This is a fun video of Eva building an adobe oven along with friend and collaborator Demian Iusso of Manos en El Barro Natural Building in Patagonia, Argentina. Activate and enjoy!
Eva was invited to participate in a wonderful project in a beautiful place, The Sacred Grove Retreat Center in Gold Hill, NC. Ellen and Tim wanted to create an outdoor kitchen and learn about natural building. Eva led a four day workshop where we built the oven and learned about how to cook in it. The oven clay is from the retreat center’s 11 acres of verdant forest and provides the oven with it’s gorgeous golden plaster. Tim constructed the roof structure and used a recycled billboard for the roof. The base, with it’s lovely place for wood storage, was constructed by Steven Pettingil all from stones found on-site.
The Sacred Grove outdoor kitchen will continue to develop with the additions of adjacent countertops, storage and a grill and will be used by the retreat center for it’s guests and numerous gatherings. Thank you to all the friends and neighbors that helped to make this possible and thanks to my mom for the photo documentation of this project!
Click on photos to enlarge them.
Five Oaks Farm is a small family farm located on the Henry Wilhelm Estate that was built in 1865 and is a historic landmark. The farm is located just off the Oregon Trail and was originally 160 acres with a house, chicken coop, sheep barn, stable, and black smith. The original outhouse is still hidden in the blackberries. The apple orchard, walnut tree and grape vines continue to fruit like gifts from the pioneers who settled here over 150 years ago.
Carol and Barry knew at first sight that the wonderful and historic Victorian house with a homestead apple orchard, original barns and five towering oak trees was where they wanted to live, grow their pesto business and raise their four boys.
They hired Eva to design and build this wood fired earth oven to establish and outdoor kitchen/gathering place near the vegetable garden. The oven was created almost completely from on-site materials and by family and neighbors during a workshop Eva led in June 2009. In addition to general baking and pizza parties, they wanted this oven to bake fresh bread that they could serve along with their delicious pesto at weekly farmer’s markets: Dante’s Pesto.
Future plans for this gathering place include benches and counter tops that attach to the oven.
Thanks so much to all of the neighbors and friends that helped! The roof structure was built by Mark Lakeman.
For more photos of this project, check out Eva’s blog post….
Using local materials and our creativity, we made an earthen oven at Riverfront Farm in Spokane, Washington. Eva led a 4 day workshop with community garden members about the ins and outs of earthen ovens, including how to bake in them. The project was a part of “Green Jobs Now: National Day of Action to Build the New Economy”, in which we joined with 700 communities and 50,000 people across the North America. The oven will be part of a bigger outdoor kitchen and band shell and is used by the neighborhood and by “Project HOPE” toward the development of youth micro enterprise projects. See more photos on my blog www.evalarevolution.blogspot.com
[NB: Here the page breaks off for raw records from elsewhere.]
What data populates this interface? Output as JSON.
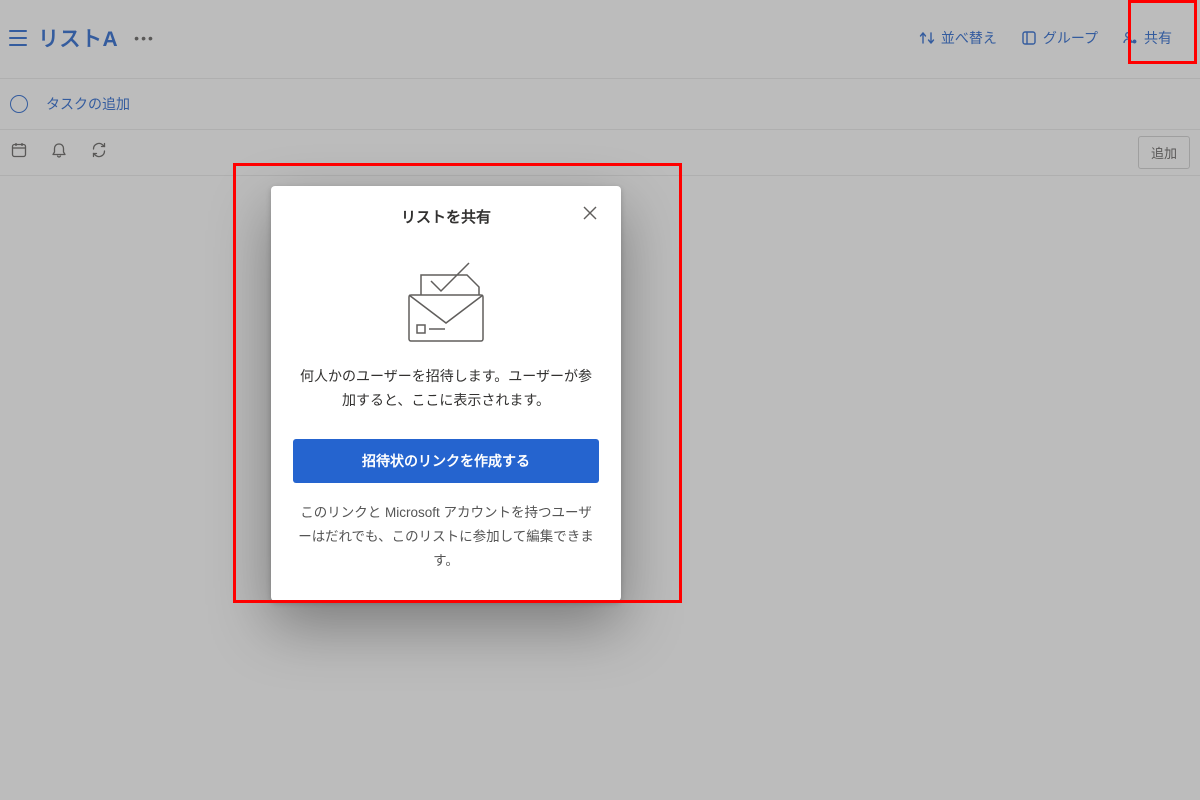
{
  "header": {
    "list_title": "リストA",
    "actions": {
      "sort": "並べ替え",
      "group": "グループ",
      "share": "共有"
    }
  },
  "add_task": {
    "placeholder": "タスクの追加"
  },
  "action_row": {
    "add_button": "追加"
  },
  "share_dialog": {
    "title": "リストを共有",
    "description": "何人かのユーザーを招待します。ユーザーが参加すると、ここに表示されます。",
    "primary_button": "招待状のリンクを作成する",
    "footer_text": "このリンクと Microsoft アカウントを持つユーザーはだれでも、このリストに参加して編集できます。"
  }
}
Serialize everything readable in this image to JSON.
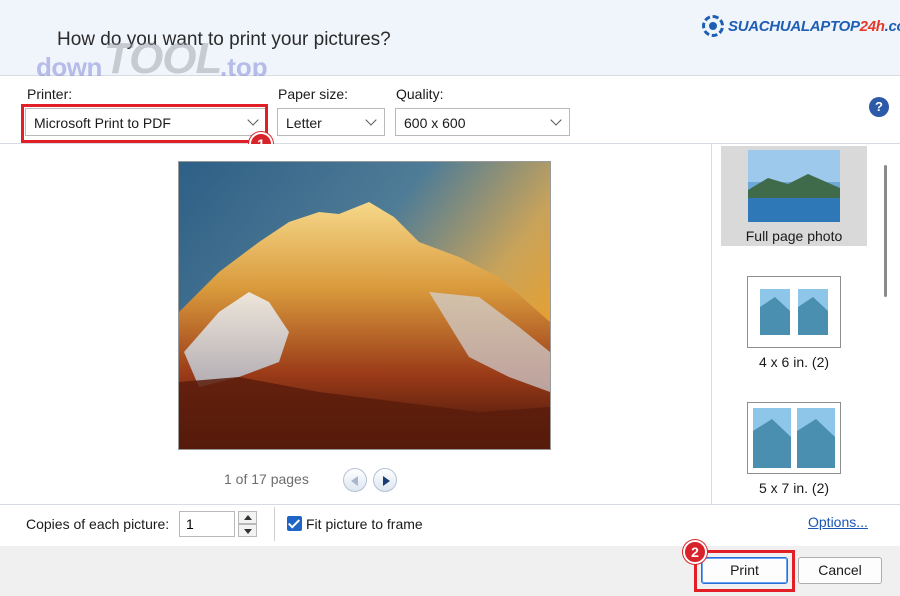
{
  "header": {
    "title": "How do you want to print your pictures?",
    "watermark": {
      "part1": "down",
      "part2": "TOOL",
      "part3": ".top"
    },
    "brand": {
      "main": "SUACHUALAPTOP",
      "accent": "24h",
      "suffix": ".com"
    }
  },
  "settings": {
    "printer_label": "Printer:",
    "printer_value": "Microsoft Print to PDF",
    "paper_label": "Paper size:",
    "paper_value": "Letter",
    "quality_label": "Quality:",
    "quality_value": "600 x 600",
    "help_glyph": "?"
  },
  "preview": {
    "page_indicator": "1 of 17 pages"
  },
  "layouts": [
    {
      "label": "Full page photo",
      "selected": true
    },
    {
      "label": "4 x 6 in. (2)",
      "selected": false
    },
    {
      "label": "5 x 7 in. (2)",
      "selected": false
    }
  ],
  "bottom": {
    "copies_label": "Copies of each picture:",
    "copies_value": "1",
    "fit_label": "Fit picture to frame",
    "fit_checked": true,
    "options_link": "Options..."
  },
  "footer": {
    "print_label": "Print",
    "cancel_label": "Cancel"
  },
  "annotations": {
    "badge1": "1",
    "badge2": "2"
  },
  "colors": {
    "highlight": "#e21f26",
    "accent": "#1f65c8",
    "link": "#1a55b8"
  }
}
This earthen oven, located in Oakland, CA, was built together with collaborator’s in life: Eva Miller and Alex Edleson. These photos were taken by Eva; the complete process and methods of construction are beautifully documented on her blog: Todo Masa.
Another oven is born…. clay, stone, salvaged metal and human love come together.
During a weekend workshop we built this barrel oven and then filled in the walls and put in the window during the following days. It is part of a slow but exciting transformation of the “ranchito” into our community center.
We didn’t have any idea how much building this oven would change our life! There’s the obvious luxury of now being able to bake bread, pies, cookies, etc., – we’ve also discovered that by shortening the long fire box by placing bricks just inside, we can transform the oven into an open fire place. This oven is built around a modified metal oil drum (hinges, shelves inside) and combines both cooking from the direct heat of the flame into the barrel tempered by a layer of the sand and the slower cooking of the entire mass as the whole oven heats up (like the traditional hornos).
The process of building this wood-fired oven and recently another one at our neighbors´ reminds me of what a great addition to community living an oven offers. Both the process of building and the weekly or semi-weekly firings are events that bring us together and feed us in one way or another.